In 2003 she made a piece from sea shells, and in 2007 she used dental wire she’d saved from her days as a dental hygienist. That piece, “Brace Yourself,” also won first prize, as did “Pieces of Peace” in 2009. This past year, Busch’s design was made from panty hose and Spanx.

Other than her Wearable Art creations, Busch didn’t have a lot of time for creative work outside of her business, but thrived on the creative work within it. One of her favorite annual jobs is the Jordan Creek installation, which is more like theater set design than floral art. This year’s display included an igloo constructed out of recycled milk jugs that was lit from inside, while Santa stuffed a fully decorated tree down the chimney.

Another interesting angle of her business that’s developed over the years is the opportunity to create high-end floral designs for the yachts that stop in Juneau’s harbors. For one job, she created centerpieces for the yacht’s more than 30 rooms. For another, she was given a vase to use that she was told was worth more than the yacht itself.

The day to day work of the business has also been rewarding, Busch said, and allowed her to get to know many members of the community. When they call her, they’re often either celebrating or grieving, making for some intense emotional interactions.

Busch opened the Seward Street store in 2005, a year after Sakewitz left the business to take care of her baby.
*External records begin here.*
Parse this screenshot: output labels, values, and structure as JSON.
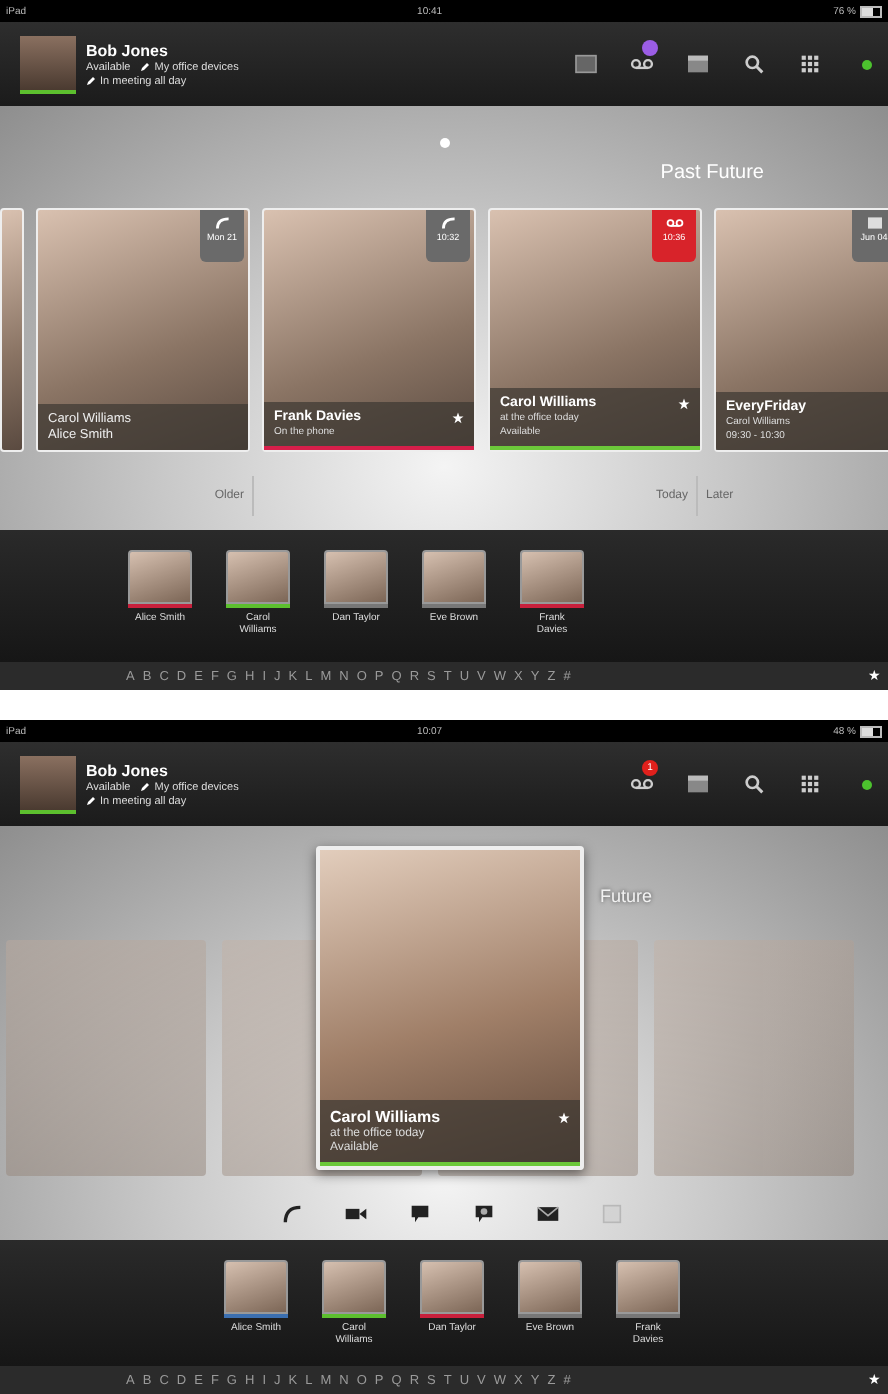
{
  "screens": [
    {
      "kind": "timeline",
      "status_bar": {
        "carrier": "iPad",
        "time": "10:41",
        "battery": "76 %"
      },
      "profile": {
        "name": "Bob Jones",
        "status": "Available",
        "devices": "My office devices",
        "note": "In meeting all day"
      },
      "toolbar": [
        {
          "kind": "display"
        },
        {
          "kind": "voicemail",
          "badge": {
            "color": "#9b5de5"
          }
        },
        {
          "kind": "calendar"
        },
        {
          "kind": "search"
        },
        {
          "kind": "grid"
        }
      ],
      "online": true,
      "heading": "Past Future",
      "cards": [
        {
          "kind": "group",
          "lines": [
            "Carol Williams",
            "Alice Smith"
          ],
          "tag": {
            "kind": "call",
            "text": "Mon 21",
            "alert": false
          }
        },
        {
          "kind": "contact",
          "title": "Frank Davies",
          "starred": true,
          "lines": [
            "On the phone"
          ],
          "tag": {
            "kind": "call",
            "text": "10:32",
            "alert": false
          },
          "color": "#d61f4a"
        },
        {
          "kind": "contact",
          "title": "Carol Williams",
          "starred": true,
          "lines": [
            "at the office today",
            "Available"
          ],
          "tag": {
            "kind": "voicemail",
            "text": "10:36",
            "alert": true
          },
          "color": "#6cc83a"
        },
        {
          "kind": "event",
          "title": "EveryFriday",
          "lines": [
            "Carol Williams",
            "09:30 - 10:30"
          ],
          "tag": {
            "kind": "calendar",
            "text": "Jun 04",
            "alert": false
          }
        }
      ],
      "timeline_labels": [
        "Older",
        "Today",
        "Later"
      ],
      "dock": [
        {
          "name": "Alice Smith",
          "color": "#c8203c"
        },
        {
          "name": "Carol Williams",
          "color": "#5cbf2e"
        },
        {
          "name": "Dan Taylor"
        },
        {
          "name": "Eve Brown"
        },
        {
          "name": "Frank Davies",
          "color": "#c8203c"
        }
      ],
      "alphabet": [
        "A",
        "B",
        "C",
        "D",
        "E",
        "F",
        "G",
        "H",
        "I",
        "J",
        "K",
        "L",
        "M",
        "N",
        "O",
        "P",
        "Q",
        "R",
        "S",
        "T",
        "U",
        "V",
        "W",
        "X",
        "Y",
        "Z",
        "#"
      ],
      "favorites": "★"
    },
    {
      "kind": "focus",
      "status_bar": {
        "carrier": "iPad",
        "time": "10:07",
        "battery": "48 %"
      },
      "profile": {
        "name": "Bob Jones",
        "status": "Available",
        "devices": "My office devices",
        "note": "In meeting all day"
      },
      "toolbar": [
        {
          "kind": "voicemail",
          "badge": {
            "color": "#e0201c",
            "count": "1"
          }
        },
        {
          "kind": "calendar"
        },
        {
          "kind": "search"
        },
        {
          "kind": "grid"
        }
      ],
      "online": true,
      "heading": "Future",
      "focus_card": {
        "title": "Carol Williams",
        "starred": true,
        "lines": [
          "at the office today",
          "Available"
        ],
        "color": "#6cc83a"
      },
      "actions": [
        {
          "kind": "phone",
          "disabled": false
        },
        {
          "kind": "video",
          "disabled": false
        },
        {
          "kind": "chat",
          "disabled": false
        },
        {
          "kind": "group-chat",
          "disabled": false
        },
        {
          "kind": "mail",
          "disabled": false
        },
        {
          "kind": "box",
          "disabled": true
        }
      ],
      "dock": [
        {
          "name": "Alice Smith",
          "color": "#3b6fb0"
        },
        {
          "name": "Carol Williams",
          "color": "#5cbf2e"
        },
        {
          "name": "Dan Taylor",
          "color": "#c8203c"
        },
        {
          "name": "Eve Brown"
        },
        {
          "name": "Frank Davies"
        }
      ],
      "alphabet": [
        "A",
        "B",
        "C",
        "D",
        "E",
        "F",
        "G",
        "H",
        "I",
        "J",
        "K",
        "L",
        "M",
        "N",
        "O",
        "P",
        "Q",
        "R",
        "S",
        "T",
        "U",
        "V",
        "W",
        "X",
        "Y",
        "Z",
        "#"
      ],
      "favorites": "★"
    }
  ]
}
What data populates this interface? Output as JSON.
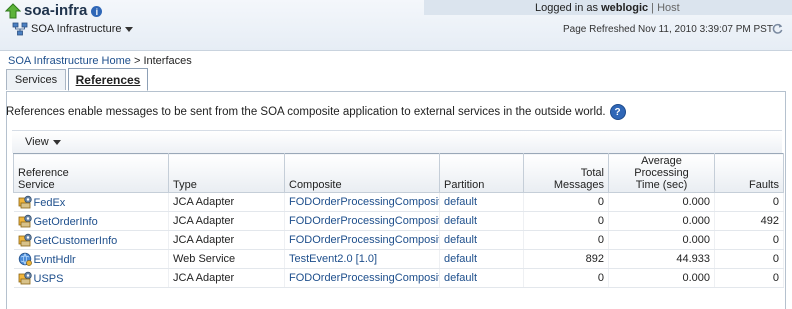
{
  "header": {
    "title": "soa-infra",
    "menu_label": "SOA Infrastructure",
    "logged_in_label": "Logged in as",
    "user": "weblogic",
    "host_label": "Host",
    "refreshed": "Page Refreshed Nov 11, 2010 3:39:07 PM PST"
  },
  "breadcrumb": {
    "home": "SOA Infrastructure Home",
    "separator": " > ",
    "current": "Interfaces"
  },
  "tabs": [
    {
      "label": "Services",
      "selected": false
    },
    {
      "label": "References",
      "selected": true
    }
  ],
  "description": "References enable messages to be sent from the SOA composite application to external services in the outside world.",
  "toolbar": {
    "view_label": "View"
  },
  "table": {
    "columns": {
      "reference_service_line1": "Reference",
      "reference_service_line2": "Service",
      "type": "Type",
      "composite": "Composite",
      "partition": "Partition",
      "total_line1": "Total",
      "total_line2": "Messages",
      "avg_line1": "Average Processing",
      "avg_line2": "Time (sec)",
      "faults": "Faults"
    },
    "rows": [
      {
        "name": "FedEx",
        "icon": "jca-adapter-icon",
        "type": "JCA Adapter",
        "composite": "FODOrderProcessingComposite",
        "partition": "default",
        "total": "0",
        "avg": "0.000",
        "faults": "0"
      },
      {
        "name": "GetOrderInfo",
        "icon": "jca-adapter-icon",
        "type": "JCA Adapter",
        "composite": "FODOrderProcessingComposite",
        "partition": "default",
        "total": "0",
        "avg": "0.000",
        "faults": "492"
      },
      {
        "name": "GetCustomerInfo",
        "icon": "jca-adapter-icon",
        "type": "JCA Adapter",
        "composite": "FODOrderProcessingComposite",
        "partition": "default",
        "total": "0",
        "avg": "0.000",
        "faults": "0"
      },
      {
        "name": "EvntHdlr",
        "icon": "web-service-icon",
        "type": "Web Service",
        "composite": "TestEvent2.0 [1.0]",
        "partition": "default",
        "total": "892",
        "avg": "44.933",
        "faults": "0"
      },
      {
        "name": "USPS",
        "icon": "jca-adapter-icon",
        "type": "JCA Adapter",
        "composite": "FODOrderProcessingComposite",
        "partition": "default",
        "total": "0",
        "avg": "0.000",
        "faults": "0"
      }
    ]
  }
}
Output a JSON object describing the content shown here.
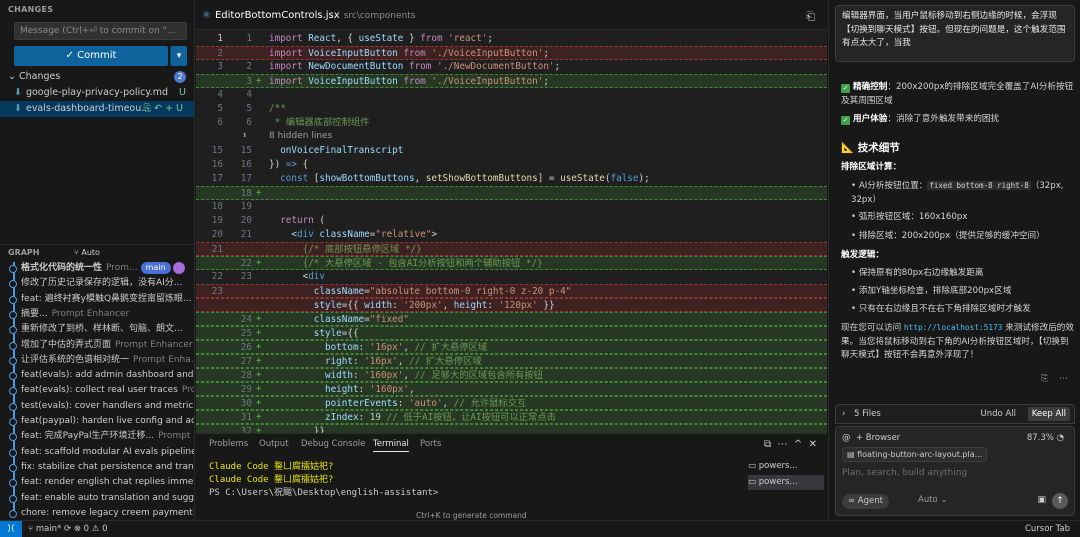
{
  "left": {
    "changes_header": "CHANGES",
    "message_placeholder": "Message (Ctrl+⏎ to commit on \"...",
    "commit_label": "✓ Commit",
    "changes_label": "Changes",
    "changes_count": "2",
    "files": [
      {
        "name": "google-play-privacy-policy.md",
        "status": "U"
      },
      {
        "name": "evals-dashboard-timeou...",
        "status": "U"
      }
    ],
    "graph_header": "GRAPH",
    "graph_auto": "Auto",
    "commits": [
      {
        "msg": "格式化代码的统一性",
        "author": "Prom...",
        "branch": "main"
      },
      {
        "msg": "修改了历史记录保存的逻辑，没有AI分...",
        "author": ""
      },
      {
        "msg": "feat: 遍终衬赛y模触Q鼻鹅变捏甯留炼眼...",
        "author": ""
      },
      {
        "msg": "摘要...",
        "author": "Prompt Enhancer"
      },
      {
        "msg": "重新修改了到桥、样林断、句脑、朗文...",
        "author": ""
      },
      {
        "msg": "增加了中估的弄式页面",
        "author": "Prompt Enhancer"
      },
      {
        "msg": "让评估系统的色谱相对统一",
        "author": "Prompt Enha..."
      },
      {
        "msg": "feat(evals): add admin dashboard and ...",
        "author": ""
      },
      {
        "msg": "feat(evals): collect real user traces",
        "author": "Prom..."
      },
      {
        "msg": "test(evals): cover handlers and metrics...",
        "author": ""
      },
      {
        "msg": "feat(paypal): harden live config and ad...",
        "author": ""
      },
      {
        "msg": "feat: 完成PayPal生产环境迁移...",
        "author": "Prompt ..."
      },
      {
        "msg": "feat: scaffold modular AI evals pipeline...",
        "author": ""
      },
      {
        "msg": "fix: stabilize chat persistence and transl...",
        "author": ""
      },
      {
        "msg": "feat: render english chat replies immedi...",
        "author": ""
      },
      {
        "msg": "feat: enable auto translation and sugge...",
        "author": ""
      },
      {
        "msg": "chore: remove legacy creem payment i...",
        "author": ""
      }
    ]
  },
  "editor": {
    "tab_name": "EditorBottomControls.jsx",
    "tab_path": "src\\components",
    "hidden_lines": "8 hidden lines"
  },
  "panel": {
    "tabs": [
      "Problems",
      "Output",
      "Debug Console",
      "Terminal",
      "Ports"
    ],
    "active_tab": "Terminal",
    "lines": [
      "Claude Code 鍪ㄩ腐擂姑祀?",
      "Claude Code 鍪ㄩ腐擂姑祀?",
      "PS C:\\Users\\祝颰\\Desktop\\english-assistant>"
    ],
    "terminals": [
      "powers...",
      "powers..."
    ],
    "hint": "Ctrl+K to generate command"
  },
  "chat": {
    "bubble": "编辑器界面，当用户鼠标移动到右侧边缘的时候，会浮现【切换到聊天模式】按钮。但现在的问题是，这个触发范围有点太大了，当我",
    "items": [
      {
        "bold": "精确控制",
        "text": "：200x200px的排除区域完全覆盖了AI分析按钮及其周围区域"
      },
      {
        "bold": "用户体验",
        "text": "：消除了意外触发带来的困扰"
      }
    ],
    "heading": "技术细节",
    "calc_title": "排除区域计算：",
    "calc": [
      "AI分析按钮位置：",
      "弧形按钮区域：160x160px",
      "排除区域：200x200px（提供足够的缓冲空间）"
    ],
    "calc_code": "fixed bottom-8 right-8",
    "calc_suffix": "（32px, 32px）",
    "logic_title": "触发逻辑：",
    "logic": [
      "保持原有的80px右边缘触发距离",
      "添加Y轴坐标检查，排除底部200px区域",
      "只有在右边缘且不在右下角排除区域时才触发"
    ],
    "summary_1": "现在您可以访问",
    "summary_link": "http://localhost:5173",
    "summary_2": "来测试修改后的效果。当您将鼠标移动到右下角的AI分析按钮区域时，【切换到聊天模式】按钮不会再意外浮现了！",
    "files_count": "5 Files",
    "undo_all": "Undo All",
    "keep_all": "Keep All",
    "browser": "Browser",
    "percent": "87.3%",
    "attached": "floating-button-arc-layout.pla...",
    "placeholder": "Plan, search, build anything",
    "agent": "∞ Agent",
    "auto": "Auto"
  },
  "status": {
    "branch": "main*",
    "tab": "Cursor Tab"
  }
}
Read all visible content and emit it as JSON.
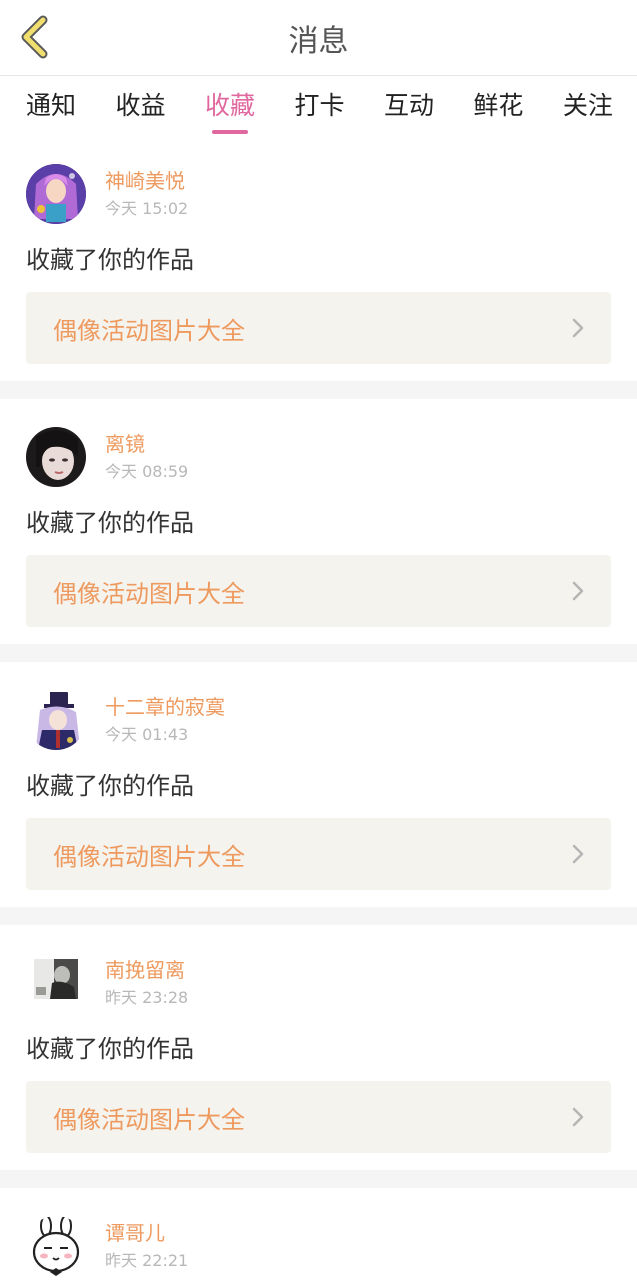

The decision to open the retail store on her own was a big one, Busch said.

“It was giant and it was scary, but it was a really good move,” she said. “It was the best move.”

Busch soon joined in the First Friday Art Walk, becoming a popular venue for artists from Rachael Juzeler to Dave Depew. She continued to keep her plant-care services at the core of her business, while also operating as a plant and flower shop that saw lots of daily traffic, a combination that was rewarding but challenging.

“The support from the community has been tremendous for me on Seward Street,” she said. “It’s been great. But it’s been hard.”

Her last day of business on Seward Street was Saturday, and she’s now in the process of painting her new space, located in the former Juneau Arts & Humanities Council offices on Franklin Street. From there, she’ll run her plant-care business, which includes corporate and residential accounts, and continue to do weddings and funerals. She might also continue to offer cut flowers to the public — maybe once every couple weeks — and eventually get back into the First Friday scene.

But for now, she’s happy to be putting some of the stresses of running a retail store behind her as she prepares for the next chapter. Though her business will still demand most of her time, she’s got lots of ideas for how to fill in any spare moments she gets, and says her “bucket list” is miles long.

“There’s still so many thing I want to do ... art pieces I want to create, volunteer work I want to do, classes I want to teach...”

• Contact arts editor Amy Fletcher @ amy.fletcher@juneauempire.com.


  • Switchboard: 907-586-3740
  • Circulation and Delivery: 907-586-3740
  • Newsroom Fax: 907-586-9097
  • Business Fax: 907-586-9097
  • Accounts Receivable: 907-523-2230
  • View the Staff Directory
  • or Send feedback






Margaret Brady Fund scholarship applications now accepted

Area students pursuing artistic excellence may apply for scholarships as part of the Margaret Frans Brady Fund.

Read more